Parkinson's disease (PD) is the second most common neurodegenerative disorder after Alzheimer’s disease.1 It is characterized by progressive loss of muscle control, due to loss of dopamine-producing brain cells. As symptoms worsen, it may become difficult to walk, talk, and do simple daily activities.
Still the causes of Parkinson’s remain unknown. Many experts think that the disease is caused by a combination of genetic and environmental factors. PD in industrialised countries is generally estimated at 0,3% of the entire population and about 1% in people over 60 years of age but early-onset Parkinson's disease also occurs.1
The progression of Parkinson's disease and the degree of impairment vary from individual to individual. Many people with Parkinson's disease live long lives without major progression, whereas others become disabled much more quickly.

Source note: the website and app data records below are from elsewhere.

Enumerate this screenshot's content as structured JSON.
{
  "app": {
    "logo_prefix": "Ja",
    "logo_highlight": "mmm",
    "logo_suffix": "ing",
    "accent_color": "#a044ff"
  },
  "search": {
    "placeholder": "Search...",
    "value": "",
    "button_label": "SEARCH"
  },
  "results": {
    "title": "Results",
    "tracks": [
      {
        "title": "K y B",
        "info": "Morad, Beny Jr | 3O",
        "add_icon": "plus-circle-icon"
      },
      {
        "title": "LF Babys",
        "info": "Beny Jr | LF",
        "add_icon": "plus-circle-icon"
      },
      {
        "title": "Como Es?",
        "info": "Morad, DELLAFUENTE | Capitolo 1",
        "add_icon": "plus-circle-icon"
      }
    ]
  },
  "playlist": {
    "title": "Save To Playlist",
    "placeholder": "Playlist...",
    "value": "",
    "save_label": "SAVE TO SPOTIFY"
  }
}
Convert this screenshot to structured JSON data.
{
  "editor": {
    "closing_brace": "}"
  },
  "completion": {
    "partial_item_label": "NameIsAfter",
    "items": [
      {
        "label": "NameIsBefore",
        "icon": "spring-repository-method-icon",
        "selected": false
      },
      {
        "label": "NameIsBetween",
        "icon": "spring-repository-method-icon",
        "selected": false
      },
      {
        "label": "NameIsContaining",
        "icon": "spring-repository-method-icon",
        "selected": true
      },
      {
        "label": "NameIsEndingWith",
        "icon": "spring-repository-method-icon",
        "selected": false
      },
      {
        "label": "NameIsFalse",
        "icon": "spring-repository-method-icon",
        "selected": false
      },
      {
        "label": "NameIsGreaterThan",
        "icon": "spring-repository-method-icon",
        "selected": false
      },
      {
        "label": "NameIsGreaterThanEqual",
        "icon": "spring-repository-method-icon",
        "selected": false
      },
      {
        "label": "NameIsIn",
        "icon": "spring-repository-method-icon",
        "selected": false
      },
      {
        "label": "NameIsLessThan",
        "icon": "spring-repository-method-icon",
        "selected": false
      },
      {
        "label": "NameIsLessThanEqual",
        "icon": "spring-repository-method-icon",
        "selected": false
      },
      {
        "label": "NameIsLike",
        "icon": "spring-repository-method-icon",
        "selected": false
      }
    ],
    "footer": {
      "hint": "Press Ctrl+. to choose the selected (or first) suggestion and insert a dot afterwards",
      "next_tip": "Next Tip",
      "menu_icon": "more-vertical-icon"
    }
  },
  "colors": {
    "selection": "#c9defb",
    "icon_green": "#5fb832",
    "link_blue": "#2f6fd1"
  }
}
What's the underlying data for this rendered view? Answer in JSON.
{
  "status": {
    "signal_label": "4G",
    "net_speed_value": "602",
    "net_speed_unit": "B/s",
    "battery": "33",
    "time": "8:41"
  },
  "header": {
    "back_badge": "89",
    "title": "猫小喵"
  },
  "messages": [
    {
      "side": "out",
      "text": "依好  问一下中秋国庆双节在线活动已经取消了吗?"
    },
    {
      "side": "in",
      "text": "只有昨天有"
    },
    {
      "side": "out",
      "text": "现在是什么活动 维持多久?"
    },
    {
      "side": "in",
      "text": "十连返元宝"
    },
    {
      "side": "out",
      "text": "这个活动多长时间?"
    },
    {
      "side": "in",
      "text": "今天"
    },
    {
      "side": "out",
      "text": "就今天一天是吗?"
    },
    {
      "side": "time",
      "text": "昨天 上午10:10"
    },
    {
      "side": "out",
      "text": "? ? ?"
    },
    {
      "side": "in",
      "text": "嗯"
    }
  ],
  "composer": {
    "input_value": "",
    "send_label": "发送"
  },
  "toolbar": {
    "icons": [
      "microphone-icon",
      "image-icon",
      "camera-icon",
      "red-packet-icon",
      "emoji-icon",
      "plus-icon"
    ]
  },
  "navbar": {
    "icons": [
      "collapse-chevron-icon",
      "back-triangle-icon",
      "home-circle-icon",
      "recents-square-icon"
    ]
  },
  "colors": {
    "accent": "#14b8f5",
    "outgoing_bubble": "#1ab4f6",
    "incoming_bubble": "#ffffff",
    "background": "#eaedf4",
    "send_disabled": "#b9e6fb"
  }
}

1 De Lau et al. Epidemiology of Parkinson’s disease. Lancet Neurol 2006; 5: 525–35